So, I had in hand luggage 13 kg (fortunately they never check the weight of the hand luggage) and my suit case had 31 kg and I managed to pass all security checks.

Back to Gavdos, I placed my portable astrophotographical equipment behind the house and took some pictures. Unfortunately, the weather was not so optimal. The skies were clear every night, but most of the time was very windy and I mean really very windy. I was able to photograph only 3 nights. This was quite disappointing, but I managed to capture Helix and Trifid Nebula.

Since we had a car, it was easy to travel around and every day we visited new beaches. Some of them are not accessible by car, so you have to hike an hour or two. But it’s worth it. For instance beach Potamos is one of the nicest beaches I have visited in my life and we were nearly alone there.

Beach Lakoudi is also nice and there we were completely alone.

Beach Tripiti is the southernmost place of Europe

The beaches are beautiful, but they were not the main reason why we traveled to Gavdos. To be under such clear skies and not to take a picture of the Milky Way would be shame. At the highest point of the island, there is a lighthouse – Faros. The lighthouse is not functioning anymore, but there is a museum and tavern.

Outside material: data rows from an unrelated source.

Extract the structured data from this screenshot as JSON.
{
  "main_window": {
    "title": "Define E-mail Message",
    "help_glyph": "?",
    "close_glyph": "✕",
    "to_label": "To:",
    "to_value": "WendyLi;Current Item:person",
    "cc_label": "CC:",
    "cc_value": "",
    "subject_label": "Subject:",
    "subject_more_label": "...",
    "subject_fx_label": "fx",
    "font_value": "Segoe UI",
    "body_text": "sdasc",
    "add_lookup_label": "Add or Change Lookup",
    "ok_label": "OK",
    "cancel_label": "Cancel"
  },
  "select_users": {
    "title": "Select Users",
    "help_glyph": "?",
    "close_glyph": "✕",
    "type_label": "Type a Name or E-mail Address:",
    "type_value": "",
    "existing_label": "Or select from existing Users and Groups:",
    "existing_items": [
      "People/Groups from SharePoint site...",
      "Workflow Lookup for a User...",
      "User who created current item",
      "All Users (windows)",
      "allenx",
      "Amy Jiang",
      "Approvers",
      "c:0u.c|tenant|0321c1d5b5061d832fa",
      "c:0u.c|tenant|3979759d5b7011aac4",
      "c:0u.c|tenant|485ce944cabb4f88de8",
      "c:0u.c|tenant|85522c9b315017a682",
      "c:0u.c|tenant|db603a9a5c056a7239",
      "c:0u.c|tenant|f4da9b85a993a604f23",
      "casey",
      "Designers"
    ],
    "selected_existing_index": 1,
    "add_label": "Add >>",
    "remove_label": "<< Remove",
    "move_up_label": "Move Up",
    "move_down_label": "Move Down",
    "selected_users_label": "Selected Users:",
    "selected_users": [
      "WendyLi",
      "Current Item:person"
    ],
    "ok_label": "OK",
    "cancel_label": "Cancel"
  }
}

So, one can with the glass of wine or beer enjoy beautiful sunset.

If you stay a bit longer, the Milky Way shows its beauty. The conditions are excellent for such wide angle photography, because 200 km south there is nothing but the sea.

The picture was taken by Olympus PEN-F, lens Olympus ED 12-40mm f/2.8 PRO @ 12 mm, f/2.8, ISO 1600, exposure 20s. The crop factor is 2, which means that equivalent focal length for full frame sensor is 24 mm. This focal lenght is not so great for Milky Way, but the optical quality is remarkable. Comatic aberration is gently visible in upper left corner and there is no chromatic aberration. Well done Olympus! One of the main advantages of this camera is the weight. The camera with the lens has only 0.8 kg, which is exactly the half of the weight compare to my previous setup Canon EOS 40D with Tokina 11-20 F/2.8.

Just to conclude the post, we really loved Gavdos and we would definitely come back. The island has its own magic. It was pure relax there and I miss it. I can only recommend to everyone to go to Gavdos, not just due to the clear and not polluted skies, but also due to specific atmosphere of unspoiled nature.

On our way back we stayed couple of nights on Crete. The Moon started to shine, so I decided to take a picture of this white monster with my portable setup. Ritchey-Chrétien telescopes are not so great for the Moon or planets, due to big central obstruction caused by the secondary mirror. Some say, these telescopes are not suitable at all for this purpose. However, the picture is very sharp. I must say that it’s much better compared to pictures I made in Switzerland with significantly bigger telescopes and smaller central obstruction. This is caused by the seeing – in Greece the atmosphere is more steady compared to Swiss skies. Conclusions – it always doesn’t depend on your equipment, the nature has to cooperate as well.